This column first published in the Wheels Yearbook 2020 issue.
Out of the ravages of the coronavirus pandemic, there are clear signs Supercars will be fitter and stronger in the future. At considerable cost, Australia’s premier motor racing category has survived the most serious global crisis in living memory in remarkably good shape.
But, like most of our lives, it will never be the same again – or at least not for a long time. Supercars’ setbacks were small in the big scheme of things, but as a microcosm of resilience and resourcefulness, the sport showed what can be done when our backs are against the wall.
Recovery from this strangest of years will be neither easy nor fast. But I believe Supercars racing is in a better position than most for the future. We have Repco signing up for five years as title sponsor of the championship and also the Bathurst 1000; a new five-year broadcasting deal with Fox Sports and returning free-to-air TV partner Channel 7; plus the framework for the new Gen3 rules from 2022, clearing the way for the Chevrolet Camaro to take on the Ford Mustang.
Several months ago, the outlook was grim. There were legitimate doubts there’d be any racing at all, much less a successfully completed championship.
Even before COVID-19, Supercars was rocked by the announcement the Holden brand would be retired by the end of the year. We knew the Commodore was doomed, but the demise of the Lion badge was an unexpected kick in the guts.
As a racing driver synonymous with Holden for more than a quarter of a century, I was devastated. The Red versus Blue rivalry on which we all grew up had an end date that not long ago was inconceivable.
Red Bull Holden boss Roland Dane has a significant hand in forming the Gen3 rules.
Then came COVID. Supercars, its partners and teams did an extraordinary job to resume racing in late June, and by adapting, innovating and imposing strict health protocols, pulled off a rapid-fire series that ended on a high at Bathurst.
Some of the changes implemented – two-day race weekends, three sprint races without refuelling, limited personnel and restricted data – will have a lasting effect. The good that’s come out of the hardships and restrictions is that cheaper and more efficient racing is possible when the traditional mindset is replaced by flexible thinking.
Cost-cutting is a big part of Gen3, which promises an exciting evolution of the V8 rear-drive platform that has served Supercars so well for so long. The basics are a new control chassis that facilitates and encourages two-door coupes, no more corrupted body shapes, much cheaper build and maintenance costs, and significantly reduced aerodynamics for closer, more action-packed racing. I like to call the concept ‘affordable aspirational’ because it involves models that are attainable but still emotive.

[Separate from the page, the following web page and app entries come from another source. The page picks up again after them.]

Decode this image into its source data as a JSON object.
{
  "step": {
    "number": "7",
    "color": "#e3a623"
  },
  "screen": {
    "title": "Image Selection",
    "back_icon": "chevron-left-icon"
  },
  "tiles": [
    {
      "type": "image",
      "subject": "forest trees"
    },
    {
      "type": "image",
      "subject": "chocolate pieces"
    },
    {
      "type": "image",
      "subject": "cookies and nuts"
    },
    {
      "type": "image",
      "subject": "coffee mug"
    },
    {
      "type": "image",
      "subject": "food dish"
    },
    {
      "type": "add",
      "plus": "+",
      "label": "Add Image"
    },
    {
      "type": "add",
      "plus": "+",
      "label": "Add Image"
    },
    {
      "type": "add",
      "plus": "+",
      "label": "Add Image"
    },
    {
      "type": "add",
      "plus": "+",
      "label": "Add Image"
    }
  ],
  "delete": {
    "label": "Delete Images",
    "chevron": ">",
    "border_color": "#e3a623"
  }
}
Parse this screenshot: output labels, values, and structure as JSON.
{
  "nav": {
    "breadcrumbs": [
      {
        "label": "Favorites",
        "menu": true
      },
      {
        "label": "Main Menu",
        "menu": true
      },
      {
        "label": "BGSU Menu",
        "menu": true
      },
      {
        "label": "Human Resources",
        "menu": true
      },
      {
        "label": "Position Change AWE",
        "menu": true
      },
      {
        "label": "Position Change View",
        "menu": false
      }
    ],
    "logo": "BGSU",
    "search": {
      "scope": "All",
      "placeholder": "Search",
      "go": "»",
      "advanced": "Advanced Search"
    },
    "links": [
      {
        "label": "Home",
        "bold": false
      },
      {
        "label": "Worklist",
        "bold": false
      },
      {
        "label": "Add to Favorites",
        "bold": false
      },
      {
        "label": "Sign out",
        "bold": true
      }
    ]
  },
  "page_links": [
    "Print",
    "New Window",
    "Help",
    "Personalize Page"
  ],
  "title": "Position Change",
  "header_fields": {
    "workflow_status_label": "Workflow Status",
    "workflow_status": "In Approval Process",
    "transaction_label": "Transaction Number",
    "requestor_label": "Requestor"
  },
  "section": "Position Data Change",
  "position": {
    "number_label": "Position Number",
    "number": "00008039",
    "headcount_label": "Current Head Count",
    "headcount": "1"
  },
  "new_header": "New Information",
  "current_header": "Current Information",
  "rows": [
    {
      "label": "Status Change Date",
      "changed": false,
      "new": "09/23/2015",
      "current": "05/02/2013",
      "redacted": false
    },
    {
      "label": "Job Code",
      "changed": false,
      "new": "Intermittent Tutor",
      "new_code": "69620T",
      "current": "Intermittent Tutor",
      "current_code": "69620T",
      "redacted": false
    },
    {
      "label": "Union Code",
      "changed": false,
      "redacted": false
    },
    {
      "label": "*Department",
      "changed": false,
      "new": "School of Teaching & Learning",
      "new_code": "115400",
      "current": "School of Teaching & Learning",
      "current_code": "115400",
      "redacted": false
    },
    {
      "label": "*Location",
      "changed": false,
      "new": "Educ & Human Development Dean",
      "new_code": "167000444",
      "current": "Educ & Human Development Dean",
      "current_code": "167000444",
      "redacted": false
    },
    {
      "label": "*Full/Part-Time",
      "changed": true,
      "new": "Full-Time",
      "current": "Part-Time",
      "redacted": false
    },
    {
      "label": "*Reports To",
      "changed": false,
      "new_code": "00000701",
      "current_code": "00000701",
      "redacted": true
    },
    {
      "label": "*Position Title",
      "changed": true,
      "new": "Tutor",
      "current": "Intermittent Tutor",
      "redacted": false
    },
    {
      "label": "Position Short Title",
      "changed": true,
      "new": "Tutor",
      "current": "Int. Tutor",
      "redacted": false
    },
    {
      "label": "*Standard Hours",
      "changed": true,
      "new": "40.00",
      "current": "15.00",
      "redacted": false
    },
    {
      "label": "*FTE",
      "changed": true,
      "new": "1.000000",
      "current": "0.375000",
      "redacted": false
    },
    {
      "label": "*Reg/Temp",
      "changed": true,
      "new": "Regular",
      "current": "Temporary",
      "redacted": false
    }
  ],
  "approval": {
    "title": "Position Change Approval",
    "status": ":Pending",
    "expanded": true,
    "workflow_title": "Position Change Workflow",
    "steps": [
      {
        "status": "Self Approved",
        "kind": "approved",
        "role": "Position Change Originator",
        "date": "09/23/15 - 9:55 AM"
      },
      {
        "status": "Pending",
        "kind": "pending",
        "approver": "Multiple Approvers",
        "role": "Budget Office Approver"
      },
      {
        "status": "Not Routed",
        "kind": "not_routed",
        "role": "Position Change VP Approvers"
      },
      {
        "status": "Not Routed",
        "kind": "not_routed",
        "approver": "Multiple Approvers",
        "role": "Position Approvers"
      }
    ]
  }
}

Gen3 means the Camaro will replace the Commodore from 2022, reviving a long-running historical rivalry with the Mustang and, more importantly, maintaining the traditional Ford versus GM rivalry. I expect Holden fans to embrace the Camaro. Supercars can thrive on Camaro versus Mustang for the foreseeable future, but I’d like to think the low cost of entry will eventually attract one or two other makes.
After such a year of difficulty and change, Supercars is ready to face the future with a clearly defined purpose: Loud and lively entertainment that appeals to the masses.
Mark Skaife’s new self-titled autobiography is out now at all good book retailers, and available online.